Ninety-six per cent of respondents polled by Atradius reported having granted trade credit to customers over the past year as a means of short-term working capital financing, compared to 98 per cent in India, and 91 per cent in Asia Pacific.
Rocky Tung, senior economist at the Hong Kong General Chamber of Commerce, said banks and service suppliers tend to be “quite facilitating in terms of extending credits to customers”, owing to the sophistication of the city’s legal framework and financial and logistical services.
Tung said that business in certain sectors were indeed facing challenges, pointing at a 4.3 per cent increase year-on-year in the number of bankruptcies registered at the receiver’s office in the first nine months this year.

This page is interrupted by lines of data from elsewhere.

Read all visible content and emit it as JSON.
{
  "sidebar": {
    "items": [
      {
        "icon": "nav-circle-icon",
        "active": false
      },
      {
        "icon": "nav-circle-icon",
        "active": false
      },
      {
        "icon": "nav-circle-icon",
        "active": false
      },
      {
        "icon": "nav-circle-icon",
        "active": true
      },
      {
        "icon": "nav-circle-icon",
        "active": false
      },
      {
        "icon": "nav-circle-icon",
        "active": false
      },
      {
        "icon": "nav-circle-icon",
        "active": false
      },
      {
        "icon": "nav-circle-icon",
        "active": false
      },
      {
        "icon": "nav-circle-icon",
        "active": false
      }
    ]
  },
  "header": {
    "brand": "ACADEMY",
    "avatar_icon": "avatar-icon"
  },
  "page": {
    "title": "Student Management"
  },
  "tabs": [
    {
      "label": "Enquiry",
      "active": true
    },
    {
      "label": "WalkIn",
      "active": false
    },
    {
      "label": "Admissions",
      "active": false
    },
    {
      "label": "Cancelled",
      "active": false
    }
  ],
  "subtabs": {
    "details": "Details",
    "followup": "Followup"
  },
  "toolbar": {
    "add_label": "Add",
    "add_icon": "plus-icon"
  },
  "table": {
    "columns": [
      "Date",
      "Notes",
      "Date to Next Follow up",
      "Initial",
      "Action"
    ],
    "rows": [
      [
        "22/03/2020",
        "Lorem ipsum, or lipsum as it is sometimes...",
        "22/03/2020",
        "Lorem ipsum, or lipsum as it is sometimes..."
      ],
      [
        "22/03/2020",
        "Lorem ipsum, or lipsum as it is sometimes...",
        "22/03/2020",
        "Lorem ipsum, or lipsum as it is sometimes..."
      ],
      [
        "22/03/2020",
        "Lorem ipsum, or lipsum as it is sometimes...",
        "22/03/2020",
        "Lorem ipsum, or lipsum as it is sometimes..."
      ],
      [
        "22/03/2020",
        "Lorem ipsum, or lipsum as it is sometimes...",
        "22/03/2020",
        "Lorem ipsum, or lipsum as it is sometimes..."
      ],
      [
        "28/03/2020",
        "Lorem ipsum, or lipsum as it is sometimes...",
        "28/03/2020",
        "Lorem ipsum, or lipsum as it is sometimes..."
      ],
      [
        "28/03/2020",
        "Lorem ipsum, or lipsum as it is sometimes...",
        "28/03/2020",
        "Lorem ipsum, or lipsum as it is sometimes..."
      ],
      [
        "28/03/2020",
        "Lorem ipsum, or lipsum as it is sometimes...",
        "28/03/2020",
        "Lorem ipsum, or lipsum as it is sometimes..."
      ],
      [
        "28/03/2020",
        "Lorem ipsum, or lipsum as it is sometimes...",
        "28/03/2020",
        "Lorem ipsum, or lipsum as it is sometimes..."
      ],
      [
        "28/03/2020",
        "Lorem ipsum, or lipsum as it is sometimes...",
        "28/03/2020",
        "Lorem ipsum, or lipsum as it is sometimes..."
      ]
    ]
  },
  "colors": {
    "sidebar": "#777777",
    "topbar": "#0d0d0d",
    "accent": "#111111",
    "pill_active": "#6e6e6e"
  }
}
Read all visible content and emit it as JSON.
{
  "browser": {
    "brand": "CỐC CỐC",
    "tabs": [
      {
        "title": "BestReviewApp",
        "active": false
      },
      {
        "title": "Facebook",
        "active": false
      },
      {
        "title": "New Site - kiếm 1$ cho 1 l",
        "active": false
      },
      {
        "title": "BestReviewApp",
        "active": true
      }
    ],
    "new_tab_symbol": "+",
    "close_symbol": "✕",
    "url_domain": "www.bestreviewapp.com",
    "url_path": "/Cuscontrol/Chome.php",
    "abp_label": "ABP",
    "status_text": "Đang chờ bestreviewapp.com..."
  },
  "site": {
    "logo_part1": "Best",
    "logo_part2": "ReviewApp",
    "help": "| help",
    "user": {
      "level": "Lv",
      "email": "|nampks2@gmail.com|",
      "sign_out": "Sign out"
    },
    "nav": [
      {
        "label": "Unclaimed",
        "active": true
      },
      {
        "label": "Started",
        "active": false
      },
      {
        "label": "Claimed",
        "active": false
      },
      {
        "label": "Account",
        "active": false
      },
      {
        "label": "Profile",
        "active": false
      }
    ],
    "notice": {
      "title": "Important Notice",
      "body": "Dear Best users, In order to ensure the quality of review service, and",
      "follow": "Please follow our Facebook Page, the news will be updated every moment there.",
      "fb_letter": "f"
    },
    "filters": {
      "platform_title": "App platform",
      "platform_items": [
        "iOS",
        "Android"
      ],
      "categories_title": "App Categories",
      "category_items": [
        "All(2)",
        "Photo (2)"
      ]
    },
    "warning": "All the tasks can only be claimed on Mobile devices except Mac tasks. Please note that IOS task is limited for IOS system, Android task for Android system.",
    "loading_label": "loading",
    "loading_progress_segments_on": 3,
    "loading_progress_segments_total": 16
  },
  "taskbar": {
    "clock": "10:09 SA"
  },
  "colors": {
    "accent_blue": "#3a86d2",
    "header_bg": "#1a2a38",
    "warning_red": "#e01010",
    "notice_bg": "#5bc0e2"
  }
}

Around 2.3 per cent of the total receivables became uncollectable and had to be written off, above the regional average of 2 per cent, according to Atradius.
Consumer durables, food and business services ranked as the top three sectors for accounts overdue or uncollectable.
In particular, 54 per cent of Atradius respondents attribute uncollectable payments to customers going bankrupt, while 36 per cent said that customers could not be located.